Stored items:
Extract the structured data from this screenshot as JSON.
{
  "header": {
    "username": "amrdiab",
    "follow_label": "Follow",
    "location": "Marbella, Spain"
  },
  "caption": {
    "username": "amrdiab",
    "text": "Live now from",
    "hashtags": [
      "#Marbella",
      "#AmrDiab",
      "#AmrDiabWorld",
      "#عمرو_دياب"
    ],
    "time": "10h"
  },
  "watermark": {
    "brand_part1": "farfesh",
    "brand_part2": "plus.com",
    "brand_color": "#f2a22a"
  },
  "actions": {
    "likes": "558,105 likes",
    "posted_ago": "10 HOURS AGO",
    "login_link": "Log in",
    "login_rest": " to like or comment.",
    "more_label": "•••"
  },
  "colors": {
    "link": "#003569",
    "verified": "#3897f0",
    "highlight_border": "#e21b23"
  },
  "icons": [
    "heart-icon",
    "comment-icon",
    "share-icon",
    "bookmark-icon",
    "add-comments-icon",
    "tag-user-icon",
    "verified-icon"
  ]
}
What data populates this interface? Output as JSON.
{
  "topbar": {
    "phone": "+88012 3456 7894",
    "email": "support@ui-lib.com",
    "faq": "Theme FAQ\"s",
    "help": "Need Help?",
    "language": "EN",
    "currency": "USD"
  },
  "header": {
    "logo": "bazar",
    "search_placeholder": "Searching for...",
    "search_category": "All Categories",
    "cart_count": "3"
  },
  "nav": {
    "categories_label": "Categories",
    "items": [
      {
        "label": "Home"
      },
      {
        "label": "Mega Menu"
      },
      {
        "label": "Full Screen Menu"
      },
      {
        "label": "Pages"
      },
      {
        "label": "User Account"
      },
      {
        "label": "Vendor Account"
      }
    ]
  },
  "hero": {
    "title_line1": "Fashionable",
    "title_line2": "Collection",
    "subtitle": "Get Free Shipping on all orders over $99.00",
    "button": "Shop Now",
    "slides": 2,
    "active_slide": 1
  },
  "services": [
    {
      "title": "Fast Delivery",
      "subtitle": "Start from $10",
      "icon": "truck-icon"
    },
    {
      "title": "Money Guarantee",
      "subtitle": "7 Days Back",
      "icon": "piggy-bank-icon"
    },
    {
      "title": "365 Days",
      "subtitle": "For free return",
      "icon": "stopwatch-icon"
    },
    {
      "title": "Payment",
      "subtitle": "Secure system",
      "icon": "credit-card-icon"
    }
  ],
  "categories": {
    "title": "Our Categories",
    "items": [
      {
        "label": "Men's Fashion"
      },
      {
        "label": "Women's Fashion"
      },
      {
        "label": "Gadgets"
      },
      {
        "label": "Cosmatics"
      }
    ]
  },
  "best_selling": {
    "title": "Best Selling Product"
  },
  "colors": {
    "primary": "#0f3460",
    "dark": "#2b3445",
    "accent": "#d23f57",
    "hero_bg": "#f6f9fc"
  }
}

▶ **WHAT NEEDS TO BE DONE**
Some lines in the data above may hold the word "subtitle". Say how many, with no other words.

▶ **RESPONSE TO THE TASK**
5